##### DATASET EXTRACT

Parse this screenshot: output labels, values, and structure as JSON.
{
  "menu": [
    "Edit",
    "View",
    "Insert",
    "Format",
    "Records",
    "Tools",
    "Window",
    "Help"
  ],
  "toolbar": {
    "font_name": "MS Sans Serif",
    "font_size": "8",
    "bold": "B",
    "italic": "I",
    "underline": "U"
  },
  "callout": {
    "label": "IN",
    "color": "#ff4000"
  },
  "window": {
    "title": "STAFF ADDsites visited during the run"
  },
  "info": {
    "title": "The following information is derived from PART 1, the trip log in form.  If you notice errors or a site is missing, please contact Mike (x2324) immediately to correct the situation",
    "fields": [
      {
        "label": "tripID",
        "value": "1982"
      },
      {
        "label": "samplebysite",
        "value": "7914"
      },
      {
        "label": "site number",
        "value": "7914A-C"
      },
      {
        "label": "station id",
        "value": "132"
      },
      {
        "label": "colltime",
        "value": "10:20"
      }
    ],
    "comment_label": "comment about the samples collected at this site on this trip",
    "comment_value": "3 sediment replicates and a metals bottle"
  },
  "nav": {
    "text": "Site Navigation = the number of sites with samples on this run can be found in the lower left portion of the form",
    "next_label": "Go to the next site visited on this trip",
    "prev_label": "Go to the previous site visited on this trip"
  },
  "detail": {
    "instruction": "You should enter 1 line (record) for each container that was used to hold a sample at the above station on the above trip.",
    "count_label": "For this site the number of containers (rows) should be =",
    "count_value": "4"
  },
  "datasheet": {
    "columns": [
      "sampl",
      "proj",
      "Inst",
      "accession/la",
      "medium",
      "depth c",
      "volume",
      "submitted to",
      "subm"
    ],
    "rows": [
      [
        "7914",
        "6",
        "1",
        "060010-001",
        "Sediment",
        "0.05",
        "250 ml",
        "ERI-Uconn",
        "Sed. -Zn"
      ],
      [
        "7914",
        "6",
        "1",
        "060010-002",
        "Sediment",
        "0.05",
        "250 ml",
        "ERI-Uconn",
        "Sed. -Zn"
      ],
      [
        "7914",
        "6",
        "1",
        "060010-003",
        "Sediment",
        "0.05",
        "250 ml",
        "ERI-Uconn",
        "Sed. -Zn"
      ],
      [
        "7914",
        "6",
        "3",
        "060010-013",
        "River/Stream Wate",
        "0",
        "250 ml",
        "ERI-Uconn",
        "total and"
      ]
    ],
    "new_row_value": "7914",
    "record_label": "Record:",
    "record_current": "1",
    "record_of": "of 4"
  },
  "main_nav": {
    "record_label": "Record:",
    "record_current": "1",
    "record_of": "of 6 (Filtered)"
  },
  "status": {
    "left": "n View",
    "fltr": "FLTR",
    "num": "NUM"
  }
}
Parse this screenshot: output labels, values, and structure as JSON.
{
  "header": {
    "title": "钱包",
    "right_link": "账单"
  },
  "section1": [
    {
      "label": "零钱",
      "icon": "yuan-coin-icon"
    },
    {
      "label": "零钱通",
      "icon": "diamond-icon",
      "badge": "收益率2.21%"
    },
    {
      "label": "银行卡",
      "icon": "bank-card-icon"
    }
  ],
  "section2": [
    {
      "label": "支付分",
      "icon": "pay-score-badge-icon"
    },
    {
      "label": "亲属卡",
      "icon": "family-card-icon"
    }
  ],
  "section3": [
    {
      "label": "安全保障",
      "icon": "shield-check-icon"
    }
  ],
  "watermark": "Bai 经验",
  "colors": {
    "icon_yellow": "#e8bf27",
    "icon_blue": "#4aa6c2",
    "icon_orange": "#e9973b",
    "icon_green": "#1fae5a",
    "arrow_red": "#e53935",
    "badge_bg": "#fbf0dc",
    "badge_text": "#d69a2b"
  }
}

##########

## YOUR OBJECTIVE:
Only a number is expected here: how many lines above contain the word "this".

## REPLY:
7